In addition, a strategy is in the works for the Lord & Taylor and Hudson’s Bay outlet businesses, Greller mentioned, but he said it was too soon to discuss specifics. There are four Lord &Taylor and two Hudson’s Bay outlets.
Aside from America’s consumers becoming increasingly bargain-conscious, Saks Off 5th is fueled by several factors: the division’s shift from an outlet to an off-price business model in terms of buying merchandise and finding real estate in a wider variety of venues; revised, less complicated pricing and updated store interiors and display for easier shopping.
Saks Fifth Avenue president Marc Metrick will be leading several store openings next year — Brookfield Place in lower Manhattan; Waikiki, Hawaii; a replacement store in the Houston Galleria; Brickell City Centre in Miami, and the first Saks Fifth Avenue opening in Canada, on Toronto’s Queen Street, which will be followed by Saks opening in Sherway Gardens on the west side of Toronto. Metrick said the Queen Street store will have a designer assortment worthy of Saks at its best, and will have a designer ready-to-wear lineup at the “flagship level.” Up to seven Saks stores are seen opening in Canada over time.
And, as reported, Saks is also opening next year a freestanding shoe store in Greenwich, Conn., which is being modeled after the 10022-Shoe concept on the eighth floor of the New York flagship and could be replicated in other locations.
Metrick said SFA is rethinking the box and service. “We know we need to develop our stores, make them different, make them exciting. We are laying them out differently. We have to de-department-alize the department store, and we want to future-proof all of our new stores, while we don’t necessarily know [exactly] what’s on the horizon, or what’s going to stick, we need to be malleable and be able to anticipate.” To some extent, that entails powering them up with technology, including beacon and mobile-enabling technology.
With pricing, Metrick said the objective is to sell more products at full-price, but that doesn’t necessarily mean reducing the level of promotions.
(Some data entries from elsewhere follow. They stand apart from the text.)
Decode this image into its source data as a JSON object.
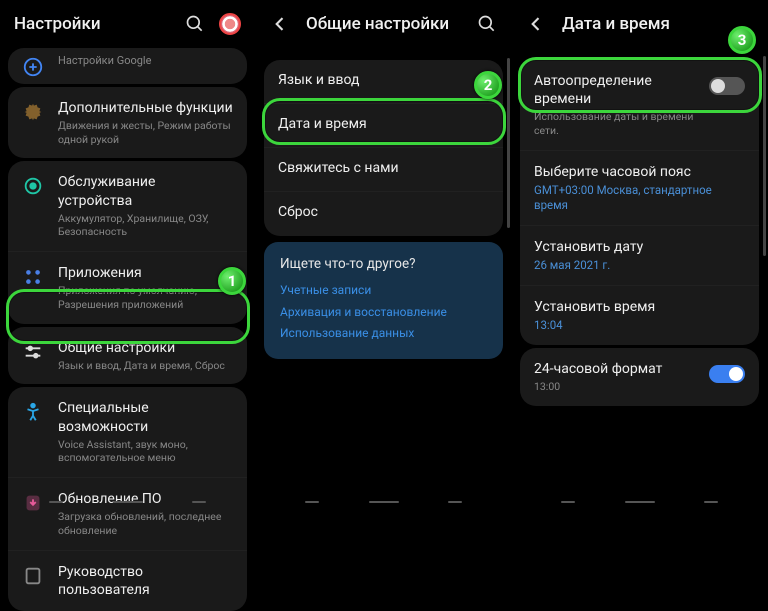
{
  "p1": {
    "header": "Настройки",
    "items": [
      {
        "icon": "google",
        "title": "Настройки Google",
        "sub": ""
      },
      {
        "icon": "gear",
        "title": "Дополнительные функции",
        "sub": "Движения и жесты, Режим работы одной рукой"
      },
      {
        "icon": "target",
        "title": "Обслуживание устройства",
        "sub": "Аккумулятор, Хранилище, ОЗУ, Безопасность"
      },
      {
        "icon": "apps",
        "title": "Приложения",
        "sub": "Приложения по умолчанию, Разрешения приложений"
      },
      {
        "icon": "sliders",
        "title": "Общие настройки",
        "sub": "Язык и ввод, Дата и время, Сброс"
      },
      {
        "icon": "access",
        "title": "Специальные возможности",
        "sub": "Voice Assistant, звук моно, вспомогательное меню"
      },
      {
        "icon": "update",
        "title": "Обновление ПО",
        "sub": "Загрузка обновлений, последнее обновление"
      },
      {
        "icon": "book",
        "title": "Руководство пользователя",
        "sub": ""
      }
    ],
    "badge": "1"
  },
  "p2": {
    "header": "Общие настройки",
    "items": [
      {
        "title": "Язык и ввод"
      },
      {
        "title": "Дата и время"
      },
      {
        "title": "Свяжитесь с нами"
      },
      {
        "title": "Сброс"
      }
    ],
    "suggest": {
      "q": "Ищете что-то другое?",
      "links": [
        "Учетные записи",
        "Архивация и восстановление",
        "Использование данных"
      ]
    },
    "badge": "2"
  },
  "p3": {
    "header": "Дата и время",
    "auto": {
      "title": "Автоопределение времени",
      "sub": "Использование даты и времени сети."
    },
    "tz": {
      "title": "Выберите часовой пояс",
      "sub": "GMT+03:00 Москва, стандартное время"
    },
    "date": {
      "title": "Установить дату",
      "sub": "26 мая 2021 г."
    },
    "time": {
      "title": "Установить время",
      "sub": "13:04"
    },
    "fmt": {
      "title": "24-часовой формат",
      "sub": "13:00"
    },
    "badge": "3"
  }
}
He also sees utilizing data to a greater degree to empower and inform sales associates and boost the cross-channel selling.
At the Hudson’s Bay Co. department store group, Liz Rodbell, president, said there’s a “robust” program of store renovations in the works, as well as designer line launches, updated marketing campaigns, and merchandise and technology advances to grow both L&T and thebay.com businesses. Despite being underdeveloped, the L&T and thebay.com have been raking in double-digit gains.
Rodbell said part of the mission at L&T is to further differentiate the merchandise through exclusives and partnerships with designers and brands. Despite L&T’s Northeast regional focus, it has the advantage of being being part of the HBC department store group, giving it greater buying clout and ways to collaborate with its northern brethren and share best practices.
Among the launches ahead, Rodbell said Hudson’s Bay and L&T stores this fall will begin selling Karl Lagerfeld Paris with a soft launch this fall, followed by a spring buildup, with sportswear, dresses, suits, handbags and other merchandise included in the program.
Miss Selfridge, a label from the U.K’s Arcadia Group, will be introduced this fall to L&T’s Fifth Avenue flagship and certain L&T branches, as a regional exclusive. Dresses, a destination category at L&T, will be expanded by bringing Vera Wang, Laundry and Belle by Badgely Mischka styles to all doors from the current limited distribution.
“We’ve been on a mission to really modernize the Lord & Taylor brand in the U.S. and move it forward, and position Hudson’s Bay as the retail leader in Canada,” said Rodbell.